The long-awaited National Building Code updates known as the 2020NBC is scheduled to be released to the industry in the next month or so, two years overdue. In the meantime, Natural Resources Canada told the Daily Commercial News, “Provinces and territories have been provided with advanced copies of the changes to the national model codes so that they may prepare for adoption and enforcement of new provisions, as applicable.”
What is already known about the NBC is that it will use what is called the Reference Building Approach, or RBA, as a code compliance path to energy efficiency improvement. Many experts point out that this approach will not deliver the energy efficiency results that Canadians expect and want, nor will it enable Canada to achieve international norms for building efficiency.
To learn why, The Daily Commercial News spoke with Rob Bernhardt, the founding CEO of Passive House Canada and co-author of a recent paper on the Reference Building Approach and the UN Framework Guidelines for Energy Efficiency Standards in Buildings.
What is the Reference Building Approach?
It’s a code compliance tool that compares the energy efficiency of a proposed building to an identical but hypothetical building built to minimum code requirements. The difference is calculated as percentage improvement over minimum code.
The BC Step Code permits the use of the RBA. Hasn’t that been a success?
The Step Code was heralded as a great step forward when it was introduced in 2017, providing a solid foundation to be improved upon. Since then, various amendments have reduced rather than improved its effectiveness. One of those decisions was to permit the use of the RBA for Part 9 Buildings.
Using the RBA moved the Step Code away from being an outcome based code, which meant buildings were no longer required to achieve specified performance outcomes. Instead, a hypothetical modelling exercise could be undertaken to demonstrate the building would be a certain percentage better than it could have been, without calculating its actual performance.
What would that outcome-based structure look like?

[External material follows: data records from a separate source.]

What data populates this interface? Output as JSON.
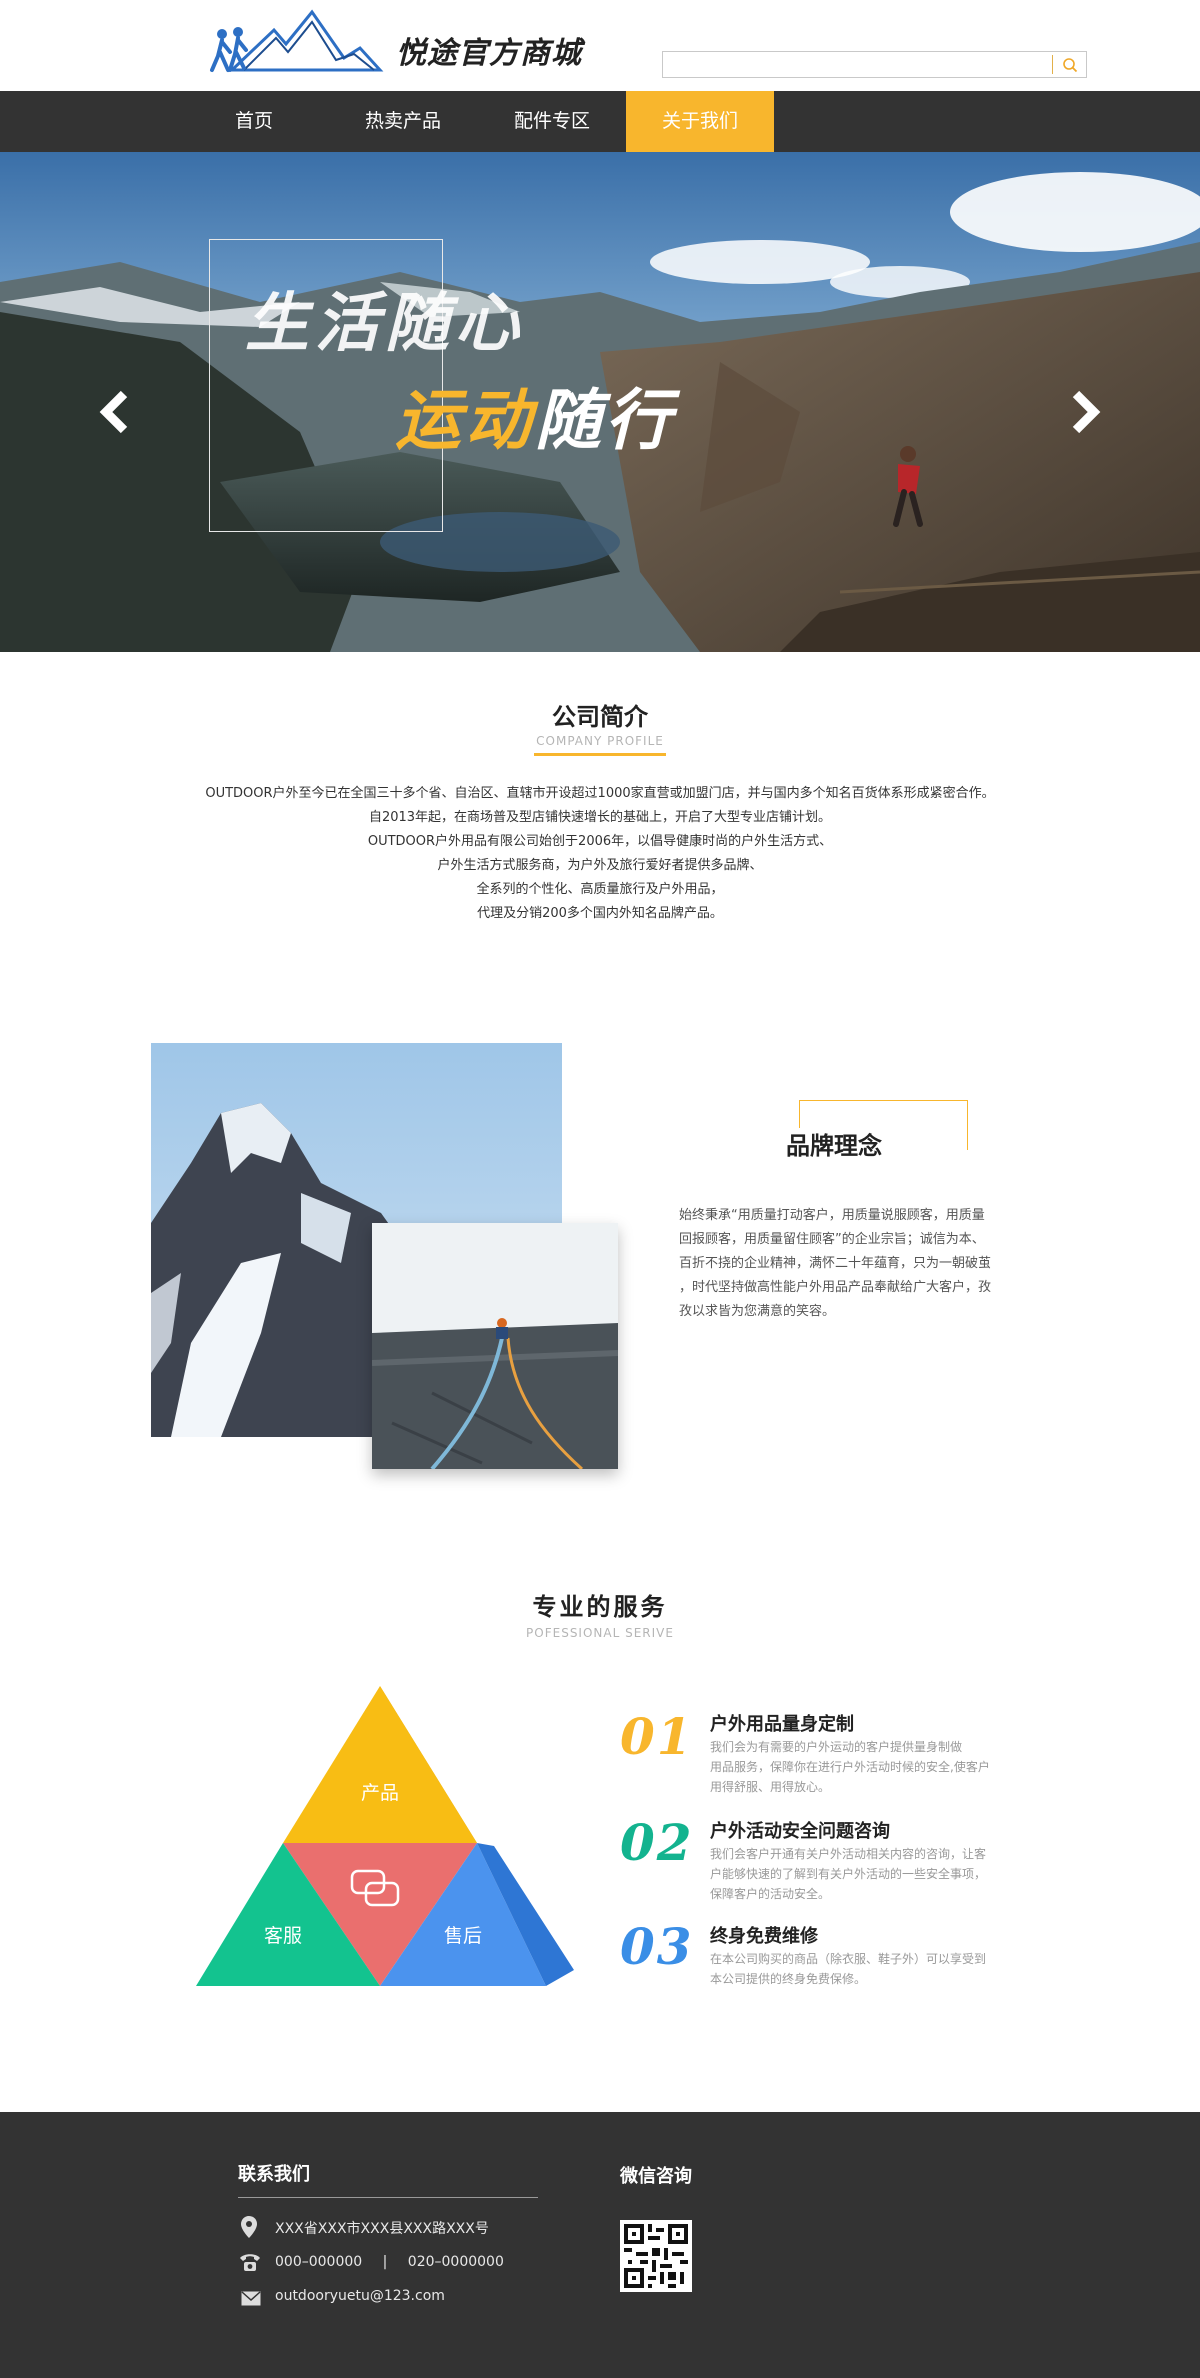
{
  "header": {
    "logo_text": "悦途官方商城",
    "search": {
      "placeholder": "",
      "value": ""
    }
  },
  "nav": {
    "items": [
      {
        "label": "首页"
      },
      {
        "label": "热卖产品"
      },
      {
        "label": "配件专区"
      },
      {
        "label": "关于我们"
      }
    ],
    "active_index": 3
  },
  "banner": {
    "line1": "生活随心",
    "line2_accent": "运动",
    "line2_rest": "随行"
  },
  "company_profile": {
    "title": "公司简介",
    "subtitle": "COMPANY PROFILE",
    "lines": [
      "OUTDOOR户外至今已在全国三十多个省、自治区、直辖市开设超过1000家直营或加盟门店，并与国内多个知名百货体系形成紧密合作。",
      "自2013年起，在商场普及型店铺快速增长的基础上，开启了大型专业店铺计划。",
      "OUTDOOR户外用品有限公司始创于2006年，以倡导健康时尚的户外生活方式、",
      "户外生活方式服务商，为户外及旅行爱好者提供多品牌、",
      "全系列的个性化、高质量旅行及户外用品，",
      "代理及分销200多个国内外知名品牌产品。"
    ]
  },
  "brand": {
    "title": "品牌理念",
    "lines": [
      "始终秉承“用质量打动客户，用质量说服顾客，用质量",
      "回报顾客，用质量留住顾客”的企业宗旨；诚信为本、",
      "百折不挠的企业精神，满怀二十年蕴育，只为一朝破茧",
      "，时代坚持做高性能户外用品产品奉献给广大客户，孜",
      "孜以求皆为您满意的笑容。"
    ]
  },
  "services": {
    "title": "专业的服务",
    "subtitle": "POFESSIONAL SERIVE",
    "pyramid": {
      "top": "产品",
      "left": "客服",
      "right": "售后"
    },
    "items": [
      {
        "num": "01",
        "title": "户外用品量身定制",
        "color": "#f8b62d",
        "desc": [
          "我们会为有需要的户外运动的客户提供量身制做",
          "用品服务，保障你在进行户外活动时候的安全,使客户",
          "用得舒服、用得放心。"
        ]
      },
      {
        "num": "02",
        "title": "户外活动安全问题咨询",
        "color": "#13b38f",
        "desc": [
          "我们会客户开通有关户外活动相关内容的咨询，让客",
          "户能够快速的了解到有关户外活动的一些安全事项，",
          "保障客户的活动安全。"
        ]
      },
      {
        "num": "03",
        "title": "终身免费维修",
        "color": "#3a8ee6",
        "desc": [
          "在本公司购买的商品（除衣服、鞋子外）可以享受到",
          "本公司提供的终身免费保修。"
        ]
      }
    ]
  },
  "footer": {
    "contact_title": "联系我们",
    "address": "XXX省XXX市XXX县XXX路XXX号",
    "phone1": "000–000000",
    "phone_sep": "|",
    "phone2": "020–0000000",
    "email": "outdooryuetu@123.com",
    "wechat_title": "微信咨询"
  },
  "colors": {
    "accent": "#f8b62d",
    "nav_bg": "#333333",
    "footer_bg": "#333333"
  }
}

Outcome based codes are the international best practice as reflected in the UN Framework Guidelines for Energy Efficiency Standards in Buildings, the EU Energy Performance of Buildings Directive, plus numerous papers and reports. An outcome based code identifies performance targets (or outcomes) measured in energy use intensity metrics. These performance targets set a limit on various uses of energy per square meter of floor area. This approach has been successfully applied across all building types in various climate zones. In Canada, the cities of Vancouver and Toronto use absolute performance targets in their own zero-emissions building plans, and the BC Step Code still does for Part 3 buildings. New Zealand is apparently planning to adopt this approach as well. It’s very similar to the Passive House approach.
But won’t the 2020NBC be an improvement over the previous version?
It may offer modest improvements in some respects, but we are far past the time for small, incremental steps. The RBA simply does not enable our buildings to achieve international norms, or deliver outcomes aligned with our climate commitments and demands increasingly expected by the market.
Our paper highlighted the extent of the gap between what the RBA delivers and what is required. For example, of the first 125 homes permitted under the Step Code in the City of Richmond, none delivered the energy efficiency of the top tier of Step Code targets, or the 80 per cent efficiency gain identified in Clean BC. Furthermore, the RBA is well known to be a significant contributor to the performance gap endemic in our industry – the gap between anticipated and actual performance.
The shortcomings of the RBA are exacerbated in Part 9 buildings by the use of HOT2000 and the ERS system, Canada’s default energy model and rating system for homes. For example, by automatically distributing windows equally on all facades, the HOT2000/ERS system can lead to completely arbitrary results for a reference building. It is bizarre that we permit its use. If not for inertia, nobody today would design a compliance system that way.
What about other energy needs in a building, like plug loads? Are they taken into account?
No, under the BC Step Code at least, they are not. In an efficient Part 3 building, such “unregulated loads” can be the largest category of energy use, which is why best practice requires a whole building approach. Failing to regulate a significant energy use leads to energy waste, which can often be reduced through good design.
Wouldn’t on-site monitoring and verification of energy use expose this performance gap so it could be addressed?
Yes, but monitoring and verification of building performance is not part of the building code. There are plans to introduce it through benchmarking and labelling initiatives, but that does not give a remedy to the owner saddled with a building that does not perform as predicted. Do we ask owners to spend millions retrofitting their new buildings simply because we permitted them to be built without an accurate prediction of their actual performance? Why not just build them properly in the first place?
Do the same concerns apply to both Part 3 and Part 9 buildings?
The low performance outcomes and the gap between anticipated and actual performance is common to both, although the specific causes tend to be different.
Would you say the 2020NBC is a missed opportunity?
It is, and it’s such a shame. When so much of our industry and so many Canadians are ready for better buildings, our code development system continues to adopt widely discredited practices known to be incapable of delivering the buildings Canada needs and deserves.